On second viewing, of course, the darkness of the film takes hold. But at the end of the day, despite its cry-for-help sequences, it’s fluffy–nobody loses an eye–and it has the happy ending it deserves, even if it doesn’t seem terribly realistic. In one very real sense, it was the 80s version of Californication. (Come for condom scene, stay for the pathos!) The film does well to take advantage of John Ritter’s gift for physical comedy. He carries the picture better than you would expect.
10 (1980) dir. by Blake Edwards
More Edwards. Reviewed here.
Tequila Sunrise (1988) dir. by Robert Towne
What went wrong? You had the writer of Chinatown. Two appealing male leads. A young superstar actress in the making (Michelle Pfeiffer again). And a good helping of steamy sax-infused sex–standard for 80s films, I think. But something did go off track. The cocktail ends up bland. Robert Towne was shooting for a modern neo-noir in his tale of Two Old Friends on Opposites Sides of the Law, but there’s very little tension, or atmosphere, or anything. And any time Pfeiffer isn’t around, you check your watch waiting for her to come back.

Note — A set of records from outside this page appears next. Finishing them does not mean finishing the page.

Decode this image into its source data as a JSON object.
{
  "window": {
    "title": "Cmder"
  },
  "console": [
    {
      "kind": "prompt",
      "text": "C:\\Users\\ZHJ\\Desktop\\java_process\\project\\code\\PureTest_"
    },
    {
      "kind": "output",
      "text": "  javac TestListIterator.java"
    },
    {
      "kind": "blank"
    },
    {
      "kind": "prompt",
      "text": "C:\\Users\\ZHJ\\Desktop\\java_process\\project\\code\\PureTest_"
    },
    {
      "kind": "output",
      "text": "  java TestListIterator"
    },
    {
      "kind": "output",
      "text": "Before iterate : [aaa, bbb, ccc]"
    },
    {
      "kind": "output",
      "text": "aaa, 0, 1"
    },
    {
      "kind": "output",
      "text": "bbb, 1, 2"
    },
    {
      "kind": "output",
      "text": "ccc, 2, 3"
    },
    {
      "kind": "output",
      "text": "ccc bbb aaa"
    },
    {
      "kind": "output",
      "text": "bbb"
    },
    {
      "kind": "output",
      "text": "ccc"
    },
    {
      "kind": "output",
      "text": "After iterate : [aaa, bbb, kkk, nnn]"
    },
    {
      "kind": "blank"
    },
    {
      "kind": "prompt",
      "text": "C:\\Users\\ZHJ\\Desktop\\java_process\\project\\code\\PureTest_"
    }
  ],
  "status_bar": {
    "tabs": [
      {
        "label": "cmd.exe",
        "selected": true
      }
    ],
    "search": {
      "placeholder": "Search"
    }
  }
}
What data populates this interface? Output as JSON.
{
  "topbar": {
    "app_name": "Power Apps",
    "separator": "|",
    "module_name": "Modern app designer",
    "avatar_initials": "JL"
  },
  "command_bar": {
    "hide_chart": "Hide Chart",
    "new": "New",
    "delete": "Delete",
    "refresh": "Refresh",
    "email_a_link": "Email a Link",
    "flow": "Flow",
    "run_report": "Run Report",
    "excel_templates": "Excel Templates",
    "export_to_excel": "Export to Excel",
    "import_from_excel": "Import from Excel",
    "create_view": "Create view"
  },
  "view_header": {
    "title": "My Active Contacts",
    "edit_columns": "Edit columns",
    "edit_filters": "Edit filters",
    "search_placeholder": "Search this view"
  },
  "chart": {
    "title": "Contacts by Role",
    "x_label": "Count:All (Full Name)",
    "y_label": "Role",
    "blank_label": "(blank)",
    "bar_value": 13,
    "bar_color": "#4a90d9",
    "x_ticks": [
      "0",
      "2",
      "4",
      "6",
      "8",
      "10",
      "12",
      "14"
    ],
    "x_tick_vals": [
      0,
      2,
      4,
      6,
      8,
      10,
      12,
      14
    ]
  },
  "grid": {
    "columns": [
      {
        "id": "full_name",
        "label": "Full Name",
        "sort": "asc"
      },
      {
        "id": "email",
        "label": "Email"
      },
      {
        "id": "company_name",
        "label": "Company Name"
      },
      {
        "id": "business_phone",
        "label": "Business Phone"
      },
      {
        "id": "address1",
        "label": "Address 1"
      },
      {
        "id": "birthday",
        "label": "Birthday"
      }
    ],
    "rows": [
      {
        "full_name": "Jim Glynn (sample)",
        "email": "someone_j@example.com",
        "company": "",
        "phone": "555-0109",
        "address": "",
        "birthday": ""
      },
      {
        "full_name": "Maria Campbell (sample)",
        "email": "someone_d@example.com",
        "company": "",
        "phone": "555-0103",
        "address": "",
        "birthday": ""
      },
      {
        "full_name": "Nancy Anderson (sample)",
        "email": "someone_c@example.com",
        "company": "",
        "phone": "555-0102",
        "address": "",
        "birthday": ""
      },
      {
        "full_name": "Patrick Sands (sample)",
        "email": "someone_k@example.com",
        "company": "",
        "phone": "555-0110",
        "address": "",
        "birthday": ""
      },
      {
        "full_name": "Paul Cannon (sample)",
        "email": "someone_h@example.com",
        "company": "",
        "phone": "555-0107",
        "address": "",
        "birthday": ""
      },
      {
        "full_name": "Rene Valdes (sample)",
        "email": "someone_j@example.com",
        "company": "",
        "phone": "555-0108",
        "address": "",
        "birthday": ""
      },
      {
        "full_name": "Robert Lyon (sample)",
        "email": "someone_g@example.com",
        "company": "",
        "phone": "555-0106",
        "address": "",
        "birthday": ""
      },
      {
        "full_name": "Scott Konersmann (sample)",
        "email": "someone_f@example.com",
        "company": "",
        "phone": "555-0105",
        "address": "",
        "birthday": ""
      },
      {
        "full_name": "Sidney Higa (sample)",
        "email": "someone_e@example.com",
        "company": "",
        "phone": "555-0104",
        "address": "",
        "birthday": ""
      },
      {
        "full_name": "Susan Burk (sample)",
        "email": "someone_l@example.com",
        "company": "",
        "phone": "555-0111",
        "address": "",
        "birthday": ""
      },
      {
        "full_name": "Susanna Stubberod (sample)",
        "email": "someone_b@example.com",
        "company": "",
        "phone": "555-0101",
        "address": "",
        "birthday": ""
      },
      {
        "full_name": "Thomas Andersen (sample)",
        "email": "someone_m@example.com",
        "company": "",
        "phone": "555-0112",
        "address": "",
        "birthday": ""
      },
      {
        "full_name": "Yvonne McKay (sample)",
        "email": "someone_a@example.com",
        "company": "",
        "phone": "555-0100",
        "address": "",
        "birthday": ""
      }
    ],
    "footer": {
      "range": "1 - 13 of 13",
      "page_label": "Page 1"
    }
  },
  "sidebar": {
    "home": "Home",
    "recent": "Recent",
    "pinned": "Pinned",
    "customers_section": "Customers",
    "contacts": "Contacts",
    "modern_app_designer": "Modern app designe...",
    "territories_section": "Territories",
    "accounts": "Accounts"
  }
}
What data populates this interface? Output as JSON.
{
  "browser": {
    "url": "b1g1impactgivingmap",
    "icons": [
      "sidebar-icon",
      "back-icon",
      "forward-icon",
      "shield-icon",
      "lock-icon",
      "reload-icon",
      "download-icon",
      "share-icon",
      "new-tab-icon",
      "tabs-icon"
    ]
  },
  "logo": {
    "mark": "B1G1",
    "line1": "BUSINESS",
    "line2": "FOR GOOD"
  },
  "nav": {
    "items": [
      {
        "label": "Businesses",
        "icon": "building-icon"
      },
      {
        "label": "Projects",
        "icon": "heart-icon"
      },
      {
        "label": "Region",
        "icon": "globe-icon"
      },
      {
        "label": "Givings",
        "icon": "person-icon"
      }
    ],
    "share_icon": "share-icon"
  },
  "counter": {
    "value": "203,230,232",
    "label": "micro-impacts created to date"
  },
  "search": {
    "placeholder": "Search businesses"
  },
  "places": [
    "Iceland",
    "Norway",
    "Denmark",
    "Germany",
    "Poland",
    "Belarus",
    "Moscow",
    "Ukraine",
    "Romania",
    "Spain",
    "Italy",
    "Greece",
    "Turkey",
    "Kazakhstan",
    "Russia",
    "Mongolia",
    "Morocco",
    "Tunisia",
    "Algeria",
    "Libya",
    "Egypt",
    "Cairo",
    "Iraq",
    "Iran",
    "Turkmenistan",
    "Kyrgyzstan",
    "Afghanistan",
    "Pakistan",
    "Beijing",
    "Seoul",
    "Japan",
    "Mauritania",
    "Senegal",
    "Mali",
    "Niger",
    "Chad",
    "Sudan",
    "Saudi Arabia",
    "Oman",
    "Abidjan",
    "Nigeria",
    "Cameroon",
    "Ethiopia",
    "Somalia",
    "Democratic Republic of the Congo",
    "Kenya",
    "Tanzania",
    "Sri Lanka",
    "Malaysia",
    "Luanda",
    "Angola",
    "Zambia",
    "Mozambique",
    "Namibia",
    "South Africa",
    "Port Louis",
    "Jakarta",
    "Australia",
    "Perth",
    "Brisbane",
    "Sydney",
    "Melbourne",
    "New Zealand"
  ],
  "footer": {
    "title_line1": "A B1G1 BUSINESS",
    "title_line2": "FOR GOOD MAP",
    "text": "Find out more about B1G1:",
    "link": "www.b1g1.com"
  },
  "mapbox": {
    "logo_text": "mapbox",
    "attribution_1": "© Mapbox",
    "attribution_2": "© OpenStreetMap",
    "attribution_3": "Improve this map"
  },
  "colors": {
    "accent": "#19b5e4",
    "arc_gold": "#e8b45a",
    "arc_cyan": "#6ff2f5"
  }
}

Part of the problem is that Mel Gibson makes a lousy drug dealer (also a lousy parent, but that’s a different story). There are no hard edges. You feel like Gibson and cop Kurt Russell (styled up like Pat Riley) could resolve their differences over a round of golf and a couple of brews at the 19th Hole. In fact, it’s more fun to watch Russell give I-used-to-be-in-everything JT Walsh a hard time than sit through his trading barbs and threats with Gibson. And while Pfeiffer is dolled up like a 80s version of a femme fatale, she turns out to be much more femme sans consequence.
This is the classic example of a film to which a viewer brings a lot of goodwill–largely because of its leads (or its poster). Hollywood, especially classic Hollywood, of course, has banked on star power. And then the movies slowly siphons away that benefit of the doubt for the better part of two hours, whereupon you sit back and wonder, just what was that about?
Watching it again for the first time in years, I was struck by the bizarre places Raul Julia takes his character. He’s the only one in the film having any fun–and the movie benefits, and turns all the stranger, when he enters. In that sense, it seems rather similar to His Kind of Woman, which I recently screened.
Still, I’ll watch Lethal Weapon again (and again) if I want a fix of 80s Mel.